Yet the facts on the ground also tell another, different, story about diversity, a story of the enormous friction that diversity can give rise to, which in turn can reach a disturbing darkness. In Brussels, the city that is often lauded for its significance as a symbol of diversity, the melting pot of nationalities, cultures and religions has been slowly poisoned, up until the point that, some time ago, it all exploded, literally, in multiple brutal attacks on innocent human lives, by Islamist terrorist using a most vicious weapons, schrapnell bombs.
These horrific acts of terror are extreme examples, of course, but they help to signal to the great many problems and the deep friction that is caused by the presence of religious diversity in– the actual diversity that takes place on the ground – can lead to violence, pain, and the worrysome process of re-tribalization along cultural, religious, or national lines, or those of social class.
This duplicity in the nature of diversity makes it an enigma: it can be a blessing and a curse and often it is both at the same time. At our conference, we explored this enigma in depth, from a multidisciplinary and international perspective.

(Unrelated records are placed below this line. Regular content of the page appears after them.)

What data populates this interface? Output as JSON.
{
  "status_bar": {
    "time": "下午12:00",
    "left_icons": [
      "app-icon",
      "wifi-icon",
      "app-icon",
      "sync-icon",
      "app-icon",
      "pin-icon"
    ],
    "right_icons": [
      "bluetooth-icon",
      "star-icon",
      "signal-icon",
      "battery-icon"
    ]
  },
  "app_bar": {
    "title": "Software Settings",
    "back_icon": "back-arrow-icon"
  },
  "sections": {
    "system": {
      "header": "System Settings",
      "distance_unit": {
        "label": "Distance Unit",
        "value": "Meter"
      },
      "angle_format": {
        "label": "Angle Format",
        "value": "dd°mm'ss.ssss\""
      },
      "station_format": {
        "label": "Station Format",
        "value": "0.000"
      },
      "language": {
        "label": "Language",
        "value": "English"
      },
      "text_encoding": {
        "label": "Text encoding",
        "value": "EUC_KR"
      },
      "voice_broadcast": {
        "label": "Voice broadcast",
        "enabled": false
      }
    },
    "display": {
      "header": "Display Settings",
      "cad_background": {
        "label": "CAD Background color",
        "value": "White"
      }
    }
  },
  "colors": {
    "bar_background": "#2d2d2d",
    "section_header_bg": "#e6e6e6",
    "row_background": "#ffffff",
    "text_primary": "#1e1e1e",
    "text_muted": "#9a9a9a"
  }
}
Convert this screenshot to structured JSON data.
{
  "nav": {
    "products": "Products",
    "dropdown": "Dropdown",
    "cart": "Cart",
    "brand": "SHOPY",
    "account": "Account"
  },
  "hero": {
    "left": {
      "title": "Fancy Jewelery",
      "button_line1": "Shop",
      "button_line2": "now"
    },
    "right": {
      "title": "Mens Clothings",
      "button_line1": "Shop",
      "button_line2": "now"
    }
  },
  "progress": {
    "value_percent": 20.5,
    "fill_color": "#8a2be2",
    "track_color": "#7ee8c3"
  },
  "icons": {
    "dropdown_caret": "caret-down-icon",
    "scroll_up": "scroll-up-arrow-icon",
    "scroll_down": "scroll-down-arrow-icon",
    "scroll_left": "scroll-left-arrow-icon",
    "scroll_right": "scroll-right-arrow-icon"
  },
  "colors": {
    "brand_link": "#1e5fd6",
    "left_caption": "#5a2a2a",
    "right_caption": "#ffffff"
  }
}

Particularly valuable were the contributions from scholars from South Africa, the ‘rainbow’ nation of great diversity, which has led to both pain and beauty. These contributions were supplemented by biblical perspectives on diversity, as well as by philosophical perspectives – I myself delivered a paper, for example, on the importance of dealing with ‘disgust’ – a strong emotion, which often keeps people from valuing diversity properly.
The proceedings from this conference will be published in a forthcoming book – it is our hope that our reflections on this important theme will find resonance and may contribute towards a nuanced political and social approach to diversity. By contributing to this important current debate, we seek to be good representatives of Christ, even towards a society that has largely forgotten about the salvation that is in his name.
Steven van den Heuvel (Ph.D.) is Postdoctoral Researcher at the Evangelical Theological Faculty, Leuven, Belgium and member of the Steering Committee for the Institute of Leadership and Social Ethics.
This blog is part of a blog series on Leadership & Social Ethics, published by the Institute of Leadership and Social Ethics. For more information, please visit the website.